Why? Do these persistent transcriptional changes help keep a remnant of the memory going? Or are they actually doing the work of fully erasing the memory? Or do they serve some other function entirely (or no function at all)? These are some of the exciting questions we now get to investigate. But for now, we have these fascinating foothold into exploring what, exactly, forgetting is all about in the brain.
As usual, we are enormously proud of the undergraduate students who helped make this research possible: Leticia Perez, Ushma Patel, and Marissa Rivota. Ushma, who wants to do science illustration, is making an incredible piece of artwork representing these findings. A draft is shown above. She submitted it for the cover of the journal, but sadly they journal selected a different image (boo!). Still, a very exciting and proud day for the slug lab!
Perez, L., Patel, U., Rivota, M., Calin-Jageman, I. E., & Calin-Jageman, R. J. (2017). Savings memory is accompanied by transcriptional changes that persist beyond the decay of recall. Learning & Memory, 25(1), 45–48. doi: 10.1101/lm.046250117
This year was a big year for our lab at the Society for Neuroscience conference.

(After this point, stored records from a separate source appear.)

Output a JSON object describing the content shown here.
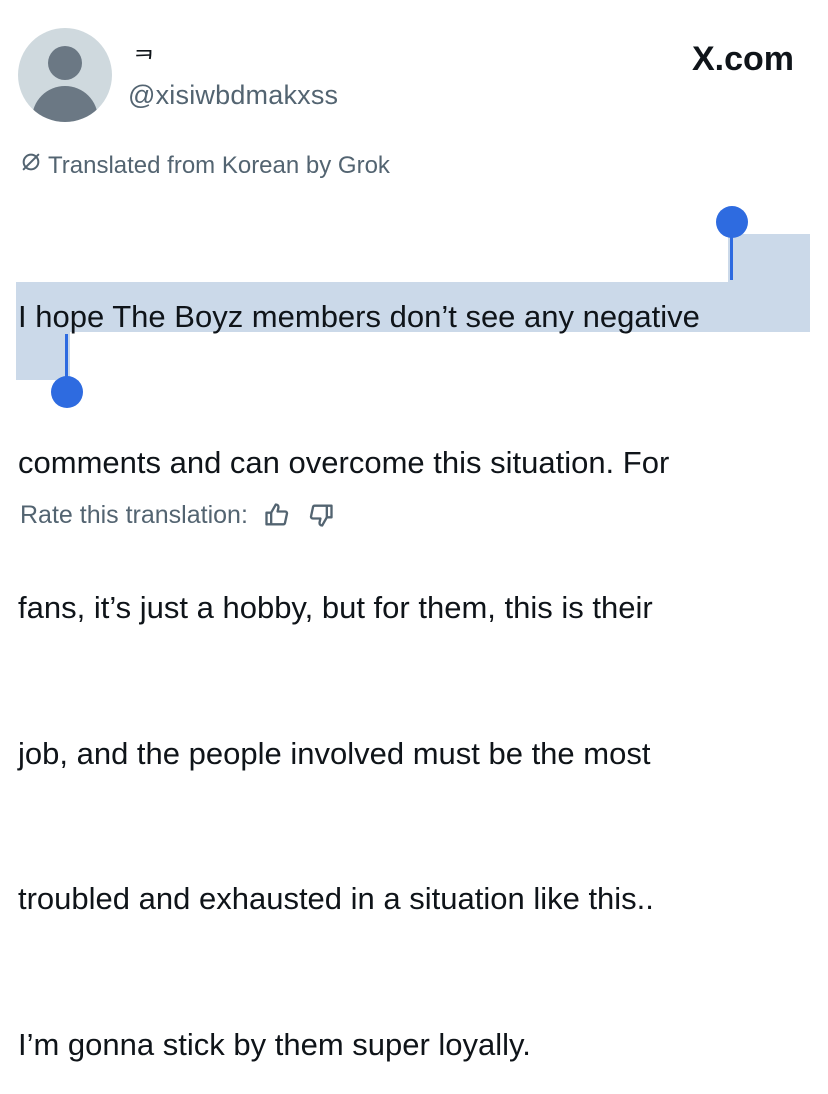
{
  "header": {
    "display_name": "ᄏ",
    "handle": "@xisiwbdmakxss",
    "brand": "X.com"
  },
  "translation_note": "Translated from Korean by Grok",
  "tweet": {
    "lines": [
      "I hope The Boyz members don’t see any negative",
      "comments and can overcome this situation. For",
      "fans, it’s just a hobby, but for them, this is their",
      "job, and the people involved must be the most",
      "troubled and exhausted in a situation like this..",
      "I’m gonna stick by them super loyally."
    ]
  },
  "rating": {
    "label": "Rate this translation:",
    "icons": [
      "thumbs-up-icon",
      "thumbs-down-icon"
    ]
  },
  "colors": {
    "selection": "#cbd9e9",
    "selection_handle": "#2e6be0",
    "secondary_text": "#536471"
  }
}
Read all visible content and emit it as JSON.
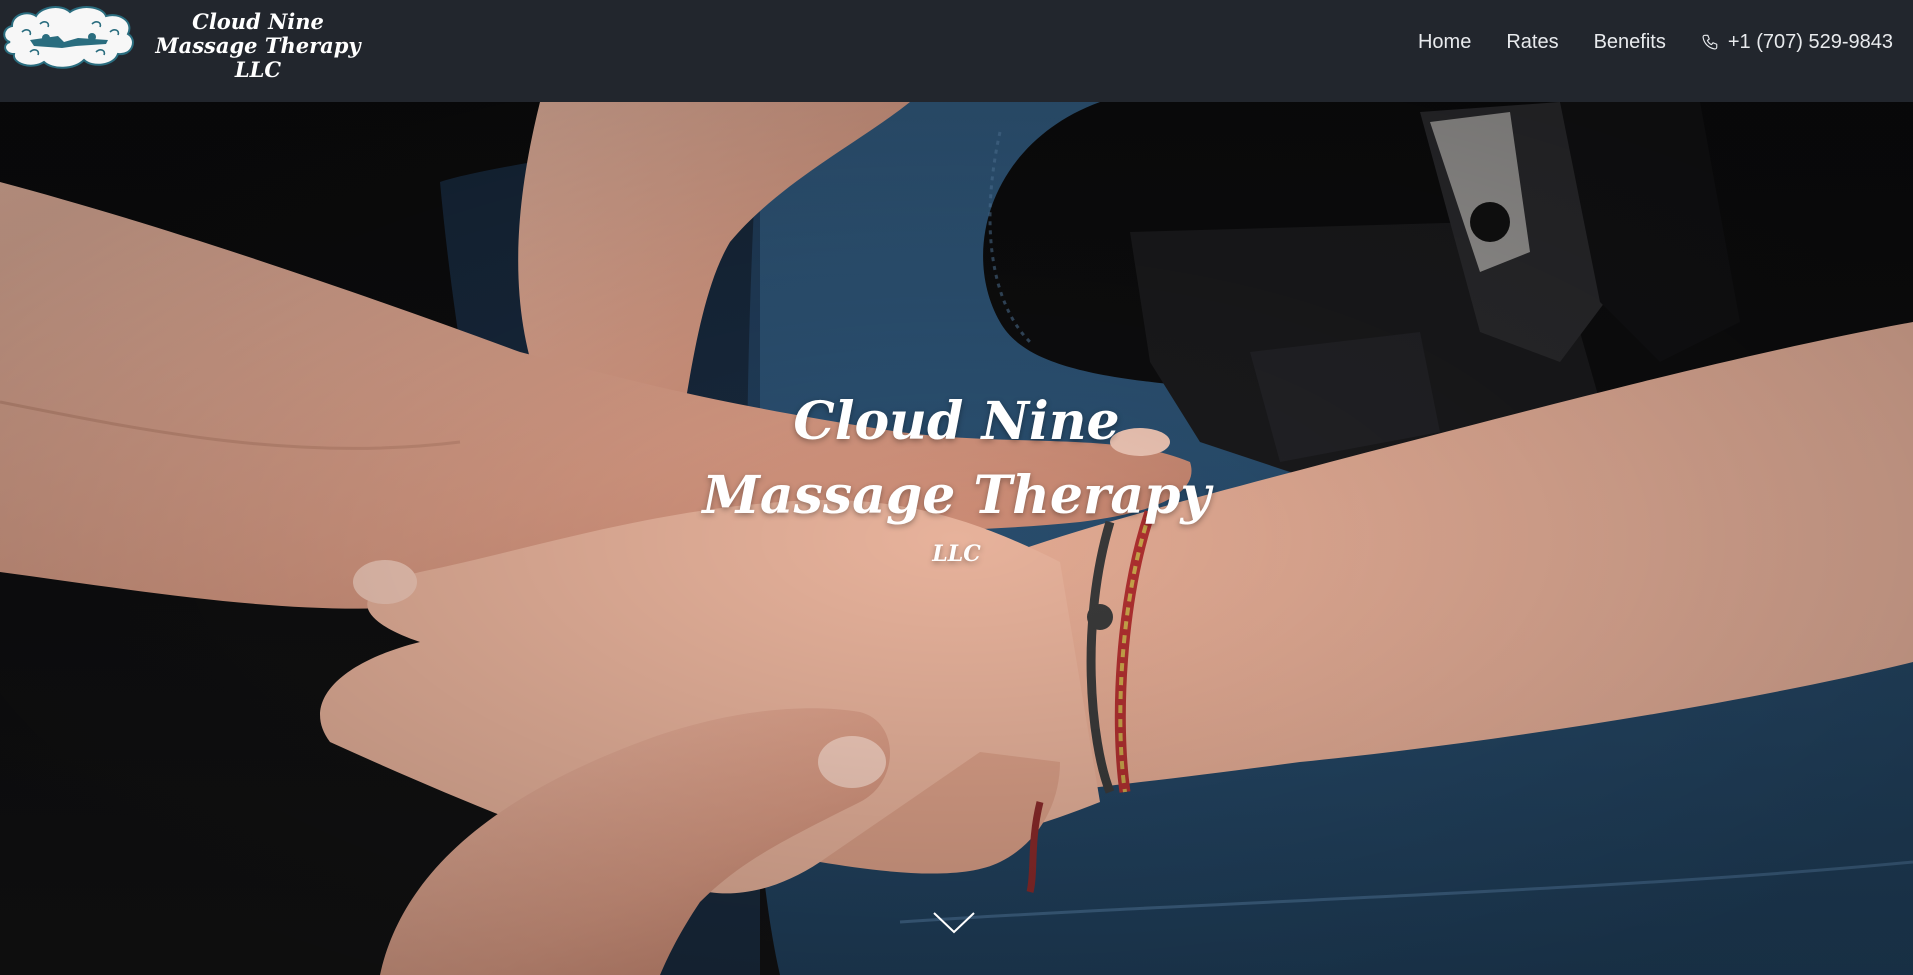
{
  "header": {
    "brand": {
      "line1": "Cloud Nine",
      "line2": "Massage Therapy",
      "line3": "LLC"
    },
    "logo_icon": "cloud-logo-icon",
    "nav": {
      "home": "Home",
      "rates": "Rates",
      "benefits": "Benefits",
      "phone": "+1 (707) 529-9843"
    },
    "phone_icon": "phone-icon"
  },
  "hero": {
    "title_line1": "Cloud Nine",
    "title_line2": "Massage Therapy",
    "title_line3": "LLC",
    "scroll_icon": "chevron-down-icon"
  },
  "colors": {
    "header_bg": "#22262d",
    "table_blue": "#2b5274",
    "logo_teal": "#2a6d7f",
    "text_white": "#ffffff"
  }
}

Leticia Perez, who has been in the lab for the past two summers, gave an amazing talk on our work on forgetting. In addition, I (Bob) helped organize a Professional Development Workshop on doing better neuroscience.
It was a huge honor to get to lead this workshop. I gave a presentation on sample-size planning (which is sooo vital to doing good science). David Mellor at the Open Science Framework spoke about pre-registration. And Richard Ball, who co-directs project Tier, spoke about reproducible data analysis. Like the good Open Scientists we are, we used the Open Science Framework to post all our slides and resources: https://osf.io/5awp4/. SFN also made a video, which should be posted soon.
SFN staff told us it was the best attended workshop for the meeting. Hooray! Hope all our attendees will go forth to spread the good word about these small tweaks that can have such a big impact on scientific quality.